  • Tzi Ma

    Tzi MaActor

    Tzi Ma was born in Hong Kong and immigrated to the United States at a young age. Together with his parents and four of his siblings, he worked in a family-owned restaurant on Staten Island, New York, where he still has his elementary school friends he's in touch with. One of the most prolific and versatile actors working today, Tzi Ma has worked alongside many of the biggest names in Hollywood. He honed his craft in many of the off-Broadway and regional theaters shows, and worked with acclaimed playwright David Henry Hwang on his first two plays FOB, and The Dance and the Railroad (a play specifically written for Tzi) at the Public theater, and with Eric Overmyer on In Perpetuity Throughout the Universe (also specifically written for Tzi) at the Hudson Guild and Baltimore Center Stage to name a few. His first acting role on the screen was in Ullie Lommel's cult jet-set film Cocaine Cowboys alongside Jack Palance and Andy Warhol in 1978. The claim to fame for that film was that the Nassau county police department at Montauk Point mistook them for real cocaine dealers, confiscated many duffel bags of powdered sugar and production cash and held up production for several days. Most recently, Tzi played the pivotal role of General Shang in Denis Villeneuve's Arrival, a film with Amy Adams which was both critically acclaimed and a box office success. From his role as Hinh, a deadly-efficient assassin and nationalist triple-agent masquerading as Michael Caine's assistant in The Quiet American, to his hilarious, lit-cigarette-swallowing take on The General in Joel and Ethan Coen's The Ladykillers, Tzi always delivers the unexpected. Over the years, he has amassed a distinguished body of work and has come to be a household face. Of course, audiences will always remember Tzi's Counsel/Ambassador Han from Rush Hour and Rush Hour III. His other favorite major film credits include Million Dollar Arm, Dante's Peak, Akeelah and The Bee, Chain Reaction, and Rapid Fire Tzi is also a firm believer in supporting indie films, particularly involving Asian-Canadian or Asian-American writers, directors, and producers. These films include Golden Gate written by David Henry Hwang, which centers around the unjust treatment of the Chinese American community during the McCarthy era; Catfish in Black Bean Sauce by writer/director Chi Muoi Lo, which tackles the lighter side of race relations, family dynamics, and love between an Asian American man and an African American woman; Red Doors by writer/director Georgia Lee - a re-imagining of Shakespeare's The Tempest in an Asian American setting; Formosa Betrayed Produced by Will Tiao, who examines the desire for Taiwanese independence springing from the "white terror" incident; #1 Serial Killer by writer/director Stanley Yung, a rare Asian American horror film; Pali Road by writer/director/producer Jonathan Lim, a psychological mystery thriller love story; Mike, Mike Tan by writer/director Aimee Long, which deals with a Chinese American cop who accidentally kills an Africa American man in the line of duty; and Meditation Park by writer/director/producer Mina Shum, who takes on the challenge of telling the experiences of a first-generation immigrant woman's journey of self-discovery and growth toward independence. His portrayal as Bing, the husband in Mina's Meditation Park garnered Tzi a Best Actor in A Leading Role Nomination from the Academy of Canadian Cinema & Television. Through their talented and diverse voices, we share with the world our stories. Notable recurring roles on television includes, the Dragon in ABC's Once Upon a Time; General Onoda in Amazon's The Man in the High Castle; Tao in AMC's Hell on Wheels; President Lu Chi Jang in HBO's Veep; Yao in HBO's Silicon Valley; Ambassador Lu in ABC's Commander in Chief; Cheng Zhi in FOX's 24 and 24:Live Another Day; Dr. Henry Lu in CBS's City of Angels; Det. Harold Ng in ABC's NYPD Blues; Lee Hei in CBS's Martial Law; and as Bah Bah in FOX's animated series American Dad.
  • Awkwafina

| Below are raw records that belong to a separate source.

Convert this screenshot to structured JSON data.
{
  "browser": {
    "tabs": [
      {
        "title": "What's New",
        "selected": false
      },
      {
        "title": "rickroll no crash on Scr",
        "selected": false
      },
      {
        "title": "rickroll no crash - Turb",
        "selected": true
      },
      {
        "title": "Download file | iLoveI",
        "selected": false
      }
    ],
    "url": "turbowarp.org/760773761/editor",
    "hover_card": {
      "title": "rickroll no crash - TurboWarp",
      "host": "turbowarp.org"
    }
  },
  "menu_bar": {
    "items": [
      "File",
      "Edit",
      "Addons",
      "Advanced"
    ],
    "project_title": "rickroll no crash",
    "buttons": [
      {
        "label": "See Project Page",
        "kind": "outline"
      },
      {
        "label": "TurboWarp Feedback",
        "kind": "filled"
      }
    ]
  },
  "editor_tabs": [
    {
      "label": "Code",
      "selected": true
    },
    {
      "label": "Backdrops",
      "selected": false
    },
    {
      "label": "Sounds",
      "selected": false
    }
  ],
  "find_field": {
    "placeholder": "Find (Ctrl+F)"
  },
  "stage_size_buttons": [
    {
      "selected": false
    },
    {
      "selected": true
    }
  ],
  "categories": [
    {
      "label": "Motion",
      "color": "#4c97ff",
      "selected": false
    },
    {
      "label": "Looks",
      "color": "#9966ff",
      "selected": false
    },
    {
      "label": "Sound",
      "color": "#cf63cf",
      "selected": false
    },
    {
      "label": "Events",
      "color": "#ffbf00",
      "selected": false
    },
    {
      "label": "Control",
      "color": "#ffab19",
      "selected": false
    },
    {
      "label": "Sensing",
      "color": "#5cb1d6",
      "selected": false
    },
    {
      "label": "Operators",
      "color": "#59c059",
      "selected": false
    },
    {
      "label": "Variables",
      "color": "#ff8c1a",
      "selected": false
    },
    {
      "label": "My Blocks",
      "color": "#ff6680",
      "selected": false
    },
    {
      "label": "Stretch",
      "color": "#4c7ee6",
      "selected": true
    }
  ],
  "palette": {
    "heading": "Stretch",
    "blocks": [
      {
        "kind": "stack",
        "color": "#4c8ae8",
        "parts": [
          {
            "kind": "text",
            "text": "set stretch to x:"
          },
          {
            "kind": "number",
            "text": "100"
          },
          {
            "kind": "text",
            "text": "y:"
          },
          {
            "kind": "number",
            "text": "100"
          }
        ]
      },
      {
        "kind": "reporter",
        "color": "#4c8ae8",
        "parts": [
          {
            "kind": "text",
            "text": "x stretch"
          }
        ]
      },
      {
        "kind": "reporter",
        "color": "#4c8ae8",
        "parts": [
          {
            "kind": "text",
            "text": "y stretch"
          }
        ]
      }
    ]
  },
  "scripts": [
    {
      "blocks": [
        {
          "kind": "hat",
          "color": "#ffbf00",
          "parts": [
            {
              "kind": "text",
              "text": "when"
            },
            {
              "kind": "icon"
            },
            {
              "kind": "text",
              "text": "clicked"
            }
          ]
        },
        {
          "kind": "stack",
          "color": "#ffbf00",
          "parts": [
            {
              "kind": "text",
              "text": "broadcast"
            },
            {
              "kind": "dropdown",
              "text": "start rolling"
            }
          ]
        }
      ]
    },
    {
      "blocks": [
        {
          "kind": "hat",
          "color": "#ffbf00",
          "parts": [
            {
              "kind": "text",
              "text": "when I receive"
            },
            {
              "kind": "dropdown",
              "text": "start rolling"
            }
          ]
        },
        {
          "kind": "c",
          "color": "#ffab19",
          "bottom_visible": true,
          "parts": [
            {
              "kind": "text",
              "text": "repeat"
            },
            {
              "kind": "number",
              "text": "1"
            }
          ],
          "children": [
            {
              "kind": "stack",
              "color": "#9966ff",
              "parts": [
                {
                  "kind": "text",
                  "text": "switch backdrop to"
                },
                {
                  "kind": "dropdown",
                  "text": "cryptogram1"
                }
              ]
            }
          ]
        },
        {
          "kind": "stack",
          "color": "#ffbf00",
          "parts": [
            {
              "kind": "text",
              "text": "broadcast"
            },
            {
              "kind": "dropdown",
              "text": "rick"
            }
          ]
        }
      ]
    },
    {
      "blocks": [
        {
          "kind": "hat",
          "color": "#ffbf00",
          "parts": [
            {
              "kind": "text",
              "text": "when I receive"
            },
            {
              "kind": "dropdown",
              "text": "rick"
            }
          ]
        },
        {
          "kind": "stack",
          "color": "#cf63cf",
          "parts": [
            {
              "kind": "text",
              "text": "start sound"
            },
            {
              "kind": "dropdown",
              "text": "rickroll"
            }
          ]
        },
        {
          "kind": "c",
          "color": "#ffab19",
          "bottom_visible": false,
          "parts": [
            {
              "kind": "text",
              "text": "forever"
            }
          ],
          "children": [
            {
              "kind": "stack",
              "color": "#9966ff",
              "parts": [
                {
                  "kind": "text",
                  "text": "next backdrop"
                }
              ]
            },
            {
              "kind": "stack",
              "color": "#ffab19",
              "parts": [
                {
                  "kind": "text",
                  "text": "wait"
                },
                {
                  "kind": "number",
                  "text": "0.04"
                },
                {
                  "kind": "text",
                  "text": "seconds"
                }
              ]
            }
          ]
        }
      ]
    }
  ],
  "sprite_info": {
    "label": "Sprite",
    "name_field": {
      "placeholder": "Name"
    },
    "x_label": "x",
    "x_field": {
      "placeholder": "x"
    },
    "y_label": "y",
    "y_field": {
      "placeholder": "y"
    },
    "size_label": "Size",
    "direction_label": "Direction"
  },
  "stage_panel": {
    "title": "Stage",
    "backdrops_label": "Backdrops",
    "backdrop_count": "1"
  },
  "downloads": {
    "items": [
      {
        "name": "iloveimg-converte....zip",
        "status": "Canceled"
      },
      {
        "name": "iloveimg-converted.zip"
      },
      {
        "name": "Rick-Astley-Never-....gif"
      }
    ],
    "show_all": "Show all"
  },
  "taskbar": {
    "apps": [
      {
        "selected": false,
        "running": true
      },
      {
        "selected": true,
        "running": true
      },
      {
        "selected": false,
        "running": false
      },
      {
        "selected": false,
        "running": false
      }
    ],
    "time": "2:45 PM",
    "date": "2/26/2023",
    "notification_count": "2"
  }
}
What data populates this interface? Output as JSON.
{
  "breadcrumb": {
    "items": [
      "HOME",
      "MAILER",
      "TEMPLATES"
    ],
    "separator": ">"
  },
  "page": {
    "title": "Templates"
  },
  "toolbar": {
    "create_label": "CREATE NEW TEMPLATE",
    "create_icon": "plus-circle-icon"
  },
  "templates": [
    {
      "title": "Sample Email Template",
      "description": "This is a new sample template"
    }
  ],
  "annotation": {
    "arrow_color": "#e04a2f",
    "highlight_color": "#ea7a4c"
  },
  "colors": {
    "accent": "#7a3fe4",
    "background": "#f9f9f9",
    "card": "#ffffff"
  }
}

    Nora Lum, known professionally as Awkwafina, is an American actress and rapper. She has played supporting roles in the comedy films Ocean's 8 and Crazy Rich Asians (2018), and her leading role in the comedy-drama The Farewell (2019) earned her a Golden Globe Award for Best Actress nomination. She has released two albums, Yellow Ranger (2014) and In Fina We Trust (2018). She has also ventured into comedy and hosting, making television appearances in Girl Code, Future Man, and Saturday Night Live. Lum was born in New York City to painter and South Korean immigrant Tia, who died when she was four, and Chinese-American father Wally. She grew up in Forest Hills, Queens, raised by her father and his grandparents; she became especially close to her grandmother. One of her paternal great-grandfathers was a Chinese immigrant in the 1940s; he opened the Cantonese restaurant Lum's in Flushing, Queens that was one of that neighborhood's first Chinese restaurants. Lum attended LaGuardia High School where she played the trumpet and was trained in classical music and jazz. At age 16, she adopted the stage name Awkwafina, "definitely a person I repressed" and an alter ego to her "quiet and more passive" personality during her college years. Lum majored in journalism and women's studies at the University at Albany, State University of New York. From 2006 to 2008, Lum attended Beijing Language and Culture University in China, where she studied Mandarin. Lum states that Charles Bukowski, Anaïs Nin, Joan Didion, Tom Waits, and Chet Baker were early influences. Prior to her career in entertainment, she was an intern at local New York publications Gotham Gazette and the Times Union newspaper in Albany, and was a publicity assistant for publishing house Rodale.

    DIANA LINActor






    LULU WANGDirector

Cast & Crew photos provided by TMDb.